Once the three-on-three match begins, Maximo doesn't merely fling himself off the ropes like most wrestlers, he prances. Before launching himself out of the ring to torpedo one opponent, El Terrible, he looks to the crowd and lets his eyes linger, his expressive features visible from the farthest of the arena's 17,000 seats. With his foe cornered against the turnbuckles, Maximo stands, straddling him on the second rope. He holds the squirming El Terrible's head back and wags his tongue, taunting him as the audience chants BE-SO, BE-SO.
Then, finally, Maximo delivers the symbolic deathblow: a fat kiss on the mouth.
THE NEXT MORNING, Jose Cristian Alvarado Ruiz walks to the refrigerator, pulls out a beer and collapses into an easy chair. His pink mohawk is flat from sleep, and he's sore all over from a long Friday; before the match at Arena México, he fought two exhibitions at political rallies in Puebla. His wife is making instant coffee and preparing sandwiches with avocado and deli meat.

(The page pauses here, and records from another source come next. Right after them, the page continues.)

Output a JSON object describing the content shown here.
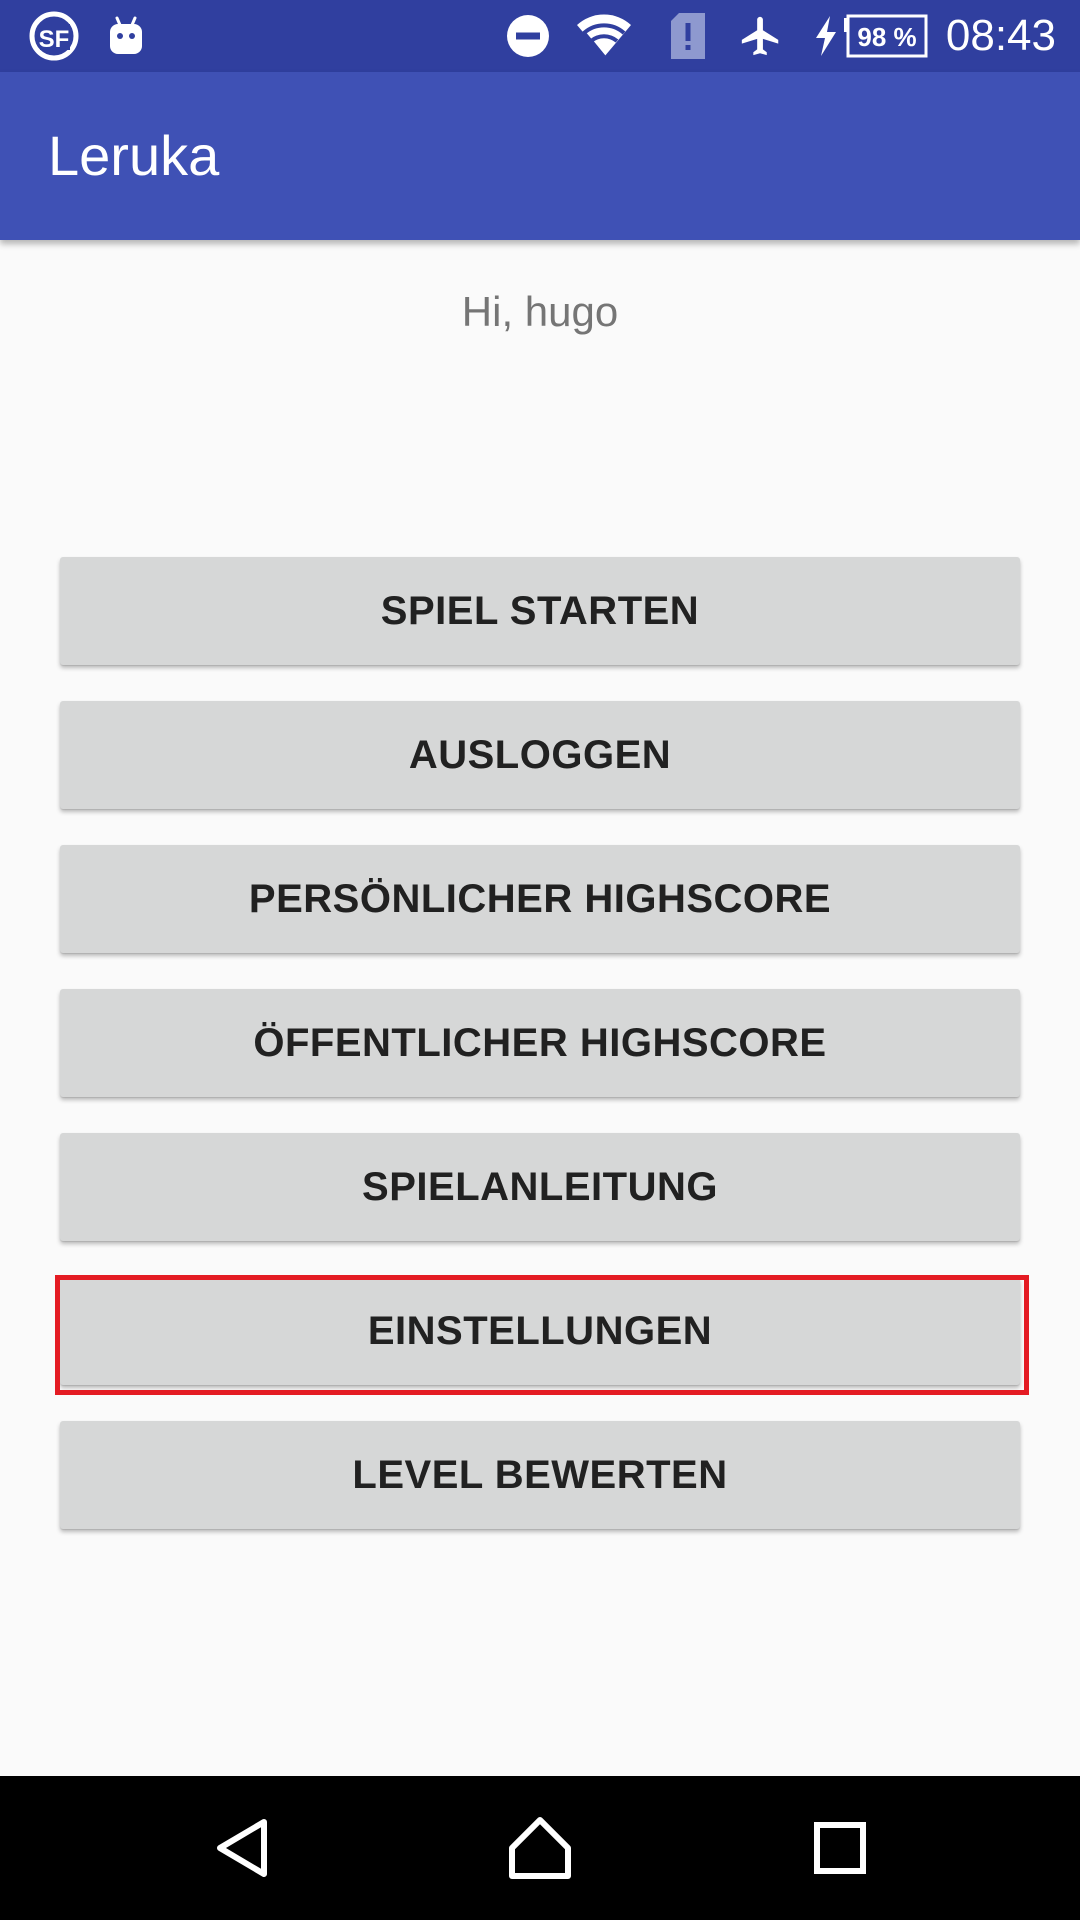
{
  "status_bar": {
    "time": "08:43",
    "battery_percent": "98 %",
    "icons": [
      "sf-app-icon",
      "android-debug-icon",
      "do-not-disturb-icon",
      "wifi-icon",
      "sim-alert-icon",
      "airplane-mode-icon",
      "charging-bolt-icon",
      "battery-icon"
    ],
    "background_color": "#303f9f"
  },
  "app_bar": {
    "title": "Leruka",
    "background_color": "#3f51b5"
  },
  "greeting": "Hi, hugo",
  "menu": {
    "buttons": [
      {
        "label": "SPIEL STARTEN"
      },
      {
        "label": "AUSLOGGEN"
      },
      {
        "label": "PERSÖNLICHER HIGHSCORE"
      },
      {
        "label": "ÖFFENTLICHER HIGHSCORE"
      },
      {
        "label": "SPIELANLEITUNG"
      },
      {
        "label": "EINSTELLUNGEN",
        "highlighted": true
      },
      {
        "label": "LEVEL BEWERTEN"
      }
    ],
    "button_color": "#d6d7d7",
    "highlight_color": "#e41b23"
  },
  "nav_bar": {
    "icons": [
      "back-icon",
      "home-icon",
      "recents-icon"
    ]
  }
}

Mexico's professional wrestling tradition, known as lucha libre, is a deeply ingrained part of the national culture. Exóticos have long been a part of that tradition: wrestlers who dress in drag and kiss their rivals, never quite revealing whether the joke is on their opponents, themselves or conservative Mexican society at large. Most working today are gay members of an often ostracized minority for whom lucha libre is a statement of pride, or at least a campy, unrestrained extension of self. But the man who is Maximo isn't gay. He's the father of two boys and husband to a wife, India Sioux, who is also a wrestler. He's also a devout Catholic who prays at the Basilica of Our Lady of Guadalupe.
Alvarado, 32, lives with his family in a simple two-bedroom apartment in a working-class neighborhood called San Felipe de Jesus. Next to the front door, in a pink suitcase, are his work clothes -- boots, one-shoulder singlets with sewn-on skirts (the color he wears depends on his mood) and Roman warrior-style wristbands. The white leather jacket that he wore the night before hangs casually over the bedroom door, rhinestones catching the sun that shines through the window.
He follows up the beer with a coffee. Alvarado does not have much downtime. Later this morning, he will trek back to Arena México for a workout. After that, he will ride atop a double-decker bus in Mexico City's gay pride parade.